Remember back when Doja Cat was playing the pocket-sized Beauty Bar downtown on the strength of a novelty single where she equated herself to a cow and dropped lines like, “Got the methane, I’m a farter / With my farmer, MacDonald?”
Yeah, neither does anyone else — those days are as long gone as the venue itself, which was sadly shuttered in spring 2019.
Flash-forward to Saturday night: Doja Cat’s now a main stage act at one’s of the country’s biggest hip-hop festivals, undulating to ladies-first pop-rap whose sound is as bright as her pink hair.
Alternating staccato raps with the breathy purr of a kitten getting its belly rubbed, Doja Cat’s repertoire is essentially the female gaze set to a beat, where she both embraces traditional female roles (partner; mother) and then pushes far beyond them — and she does so while dry humping the stage and singing bent-over-backward at the knees, quite the feat.

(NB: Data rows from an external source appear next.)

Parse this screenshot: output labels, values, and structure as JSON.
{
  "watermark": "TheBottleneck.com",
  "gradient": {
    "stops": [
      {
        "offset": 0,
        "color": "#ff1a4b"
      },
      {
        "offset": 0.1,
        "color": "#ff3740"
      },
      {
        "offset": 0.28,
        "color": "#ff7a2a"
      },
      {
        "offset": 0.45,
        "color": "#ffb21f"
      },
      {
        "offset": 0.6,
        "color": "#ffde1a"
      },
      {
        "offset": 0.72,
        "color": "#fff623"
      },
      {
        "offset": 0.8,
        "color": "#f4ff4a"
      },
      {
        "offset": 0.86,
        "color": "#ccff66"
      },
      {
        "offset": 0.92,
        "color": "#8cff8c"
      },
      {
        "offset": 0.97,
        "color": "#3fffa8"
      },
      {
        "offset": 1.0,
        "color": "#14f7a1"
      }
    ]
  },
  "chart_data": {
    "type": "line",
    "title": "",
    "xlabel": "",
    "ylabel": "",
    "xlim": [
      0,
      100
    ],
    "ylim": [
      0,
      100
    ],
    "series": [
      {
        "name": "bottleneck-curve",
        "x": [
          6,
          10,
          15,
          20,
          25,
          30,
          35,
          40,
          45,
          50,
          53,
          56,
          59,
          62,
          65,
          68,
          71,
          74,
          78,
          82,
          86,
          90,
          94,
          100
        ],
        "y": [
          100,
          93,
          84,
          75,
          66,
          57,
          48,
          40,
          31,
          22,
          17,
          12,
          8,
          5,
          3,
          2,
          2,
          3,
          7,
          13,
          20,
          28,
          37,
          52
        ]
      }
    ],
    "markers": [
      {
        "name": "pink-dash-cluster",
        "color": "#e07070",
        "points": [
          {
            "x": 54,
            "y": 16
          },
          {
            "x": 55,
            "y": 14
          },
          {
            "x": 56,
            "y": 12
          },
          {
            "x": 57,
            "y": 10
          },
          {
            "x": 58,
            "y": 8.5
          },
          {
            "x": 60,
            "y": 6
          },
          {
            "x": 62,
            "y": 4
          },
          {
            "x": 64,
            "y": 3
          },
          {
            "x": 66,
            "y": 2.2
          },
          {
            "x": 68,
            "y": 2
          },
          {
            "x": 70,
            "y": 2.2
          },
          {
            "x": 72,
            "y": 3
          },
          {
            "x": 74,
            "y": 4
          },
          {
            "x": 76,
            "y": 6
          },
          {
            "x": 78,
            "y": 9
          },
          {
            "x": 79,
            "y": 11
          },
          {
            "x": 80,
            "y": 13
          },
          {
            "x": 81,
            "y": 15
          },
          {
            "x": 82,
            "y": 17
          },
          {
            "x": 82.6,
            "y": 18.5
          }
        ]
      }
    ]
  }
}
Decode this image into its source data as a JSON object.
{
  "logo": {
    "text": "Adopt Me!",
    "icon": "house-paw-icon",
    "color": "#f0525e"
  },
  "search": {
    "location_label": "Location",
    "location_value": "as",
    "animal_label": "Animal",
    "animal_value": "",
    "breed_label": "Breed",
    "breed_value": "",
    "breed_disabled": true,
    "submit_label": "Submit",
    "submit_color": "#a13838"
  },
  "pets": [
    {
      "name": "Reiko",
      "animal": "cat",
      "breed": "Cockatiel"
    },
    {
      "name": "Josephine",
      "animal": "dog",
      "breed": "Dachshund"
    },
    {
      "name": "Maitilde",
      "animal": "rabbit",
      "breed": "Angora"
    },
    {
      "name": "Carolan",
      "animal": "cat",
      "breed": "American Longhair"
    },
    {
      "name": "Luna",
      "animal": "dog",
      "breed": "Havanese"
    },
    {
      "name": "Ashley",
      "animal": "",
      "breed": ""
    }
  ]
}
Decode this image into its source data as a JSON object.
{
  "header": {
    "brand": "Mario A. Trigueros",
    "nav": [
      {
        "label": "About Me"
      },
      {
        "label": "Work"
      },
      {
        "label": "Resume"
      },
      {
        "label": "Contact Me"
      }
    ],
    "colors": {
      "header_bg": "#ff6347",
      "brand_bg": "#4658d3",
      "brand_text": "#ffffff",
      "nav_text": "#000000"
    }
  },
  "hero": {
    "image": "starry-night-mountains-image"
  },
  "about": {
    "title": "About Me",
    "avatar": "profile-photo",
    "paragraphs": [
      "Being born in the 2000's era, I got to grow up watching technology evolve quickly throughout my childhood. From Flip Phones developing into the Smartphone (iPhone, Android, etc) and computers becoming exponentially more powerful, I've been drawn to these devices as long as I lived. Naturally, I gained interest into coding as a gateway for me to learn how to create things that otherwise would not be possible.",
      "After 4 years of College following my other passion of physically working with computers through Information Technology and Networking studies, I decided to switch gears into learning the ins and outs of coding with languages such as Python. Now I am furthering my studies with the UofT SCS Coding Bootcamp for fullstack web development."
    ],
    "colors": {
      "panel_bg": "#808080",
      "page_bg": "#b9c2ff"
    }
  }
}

“I could be the leader, head of all the states,” she rapped on funk-lite call-to-arms “Woman.” “I could smile and jiggle it ‘til his pockets empty / I could be the CEO, just look at Robyn Fenty.”
“Princess or queen, tomboy or king,” she continued at song’s end, “You’ve heard a lot, you’ve never seen / Mother Earth, Mother Mary rise to the top.”
Give her time, she’ll get there.
The ‘you-should-have-been-there, man’ moment of the weekend
The crowd was small, the sound of opposite proportions.
“I just want to look you in the eye,” Yves Tumor (aka Sean Bowie) sang over arcing guitars and a needling bass line as he clambered down from the stage at the Dean Tent and did just that, getting pupil-to-pupil with the audience before him.
Rocking thigh-white boots, long black gloves, a ball cap that looked as if was adorned with railroad spikes and a halter top designed to look like a business suit, Bowie’s look was as singular as his sound, an over-driven pastiche of amps-to-11 glam rock, post-punk and funk overlaid with a noisy sheen of shoegaze-y feedback.
Though Yves Tumor and Its Band didn’t draw a huge amount of people to their Saturday night set, those who were there saw one of Day N Vegas’ most electric performances — granted, the fest doesn’t feature a lot of rock-based acts, but no one has ever rocked the weekend harder.
“How can I miss you if you won’t go away?” Bowie wondered near the end of “Secrecy Is Incredibly Important to the Both of them,” his final song of the evening.
And then he went away.
You missed him.
A pretty great creation
He literally began his show posed with tongue planted firmly in his cheek.
It was a telling gesture: Tyler, The Creator is one of hip-hop’s greatest talents and trolls alike: A sly, skilled lyricist, wunderkind producer and proud, ever-willing instigator with an Alfred E. Neuman smile and fingers callused from pushing your buttons.
On Sunday, he returned to Day N Vegas, this time in a headlining capacity, and again turned in one of the most memorable performances of the fest.
With a full-size speedboat listing from side-to-side at the center of the stage — in which he performed from time-to-time, his body becoming as herky-jerky as his rhymes — Tyler delved into a songbook where passion and venom intermingle freely, and the line between love and hate is of a toothpick’s width — if such a line even exists at all.
“I (expletive) hate you, but I love you,” he declared on “IFHY,” “I’m bad at keeping my emotions bubbled.”
On one hand, he’ll confess to feelings that many of us might keep hidden.
“I’m the loneliest man alive,” he contended on “911.”
But on the other hand, you’ve got to be confident to be eccentric.
And this is, perhaps, Tyler’s greatest creation: himself.
“I ain’t never had anxiety / I ain’t never second-guessed myself,” he barked on a set-closing “RUNITUP.” If I want it, I go get it / I’m always on go mode / I just go.”
And then the show ended, and off he went, taking Day N Vegas 2021 with him.
Contact Jason Bracelin at firstname.lastname@example.org or 702-383-0476. Follow @jbracelin76 on Instagram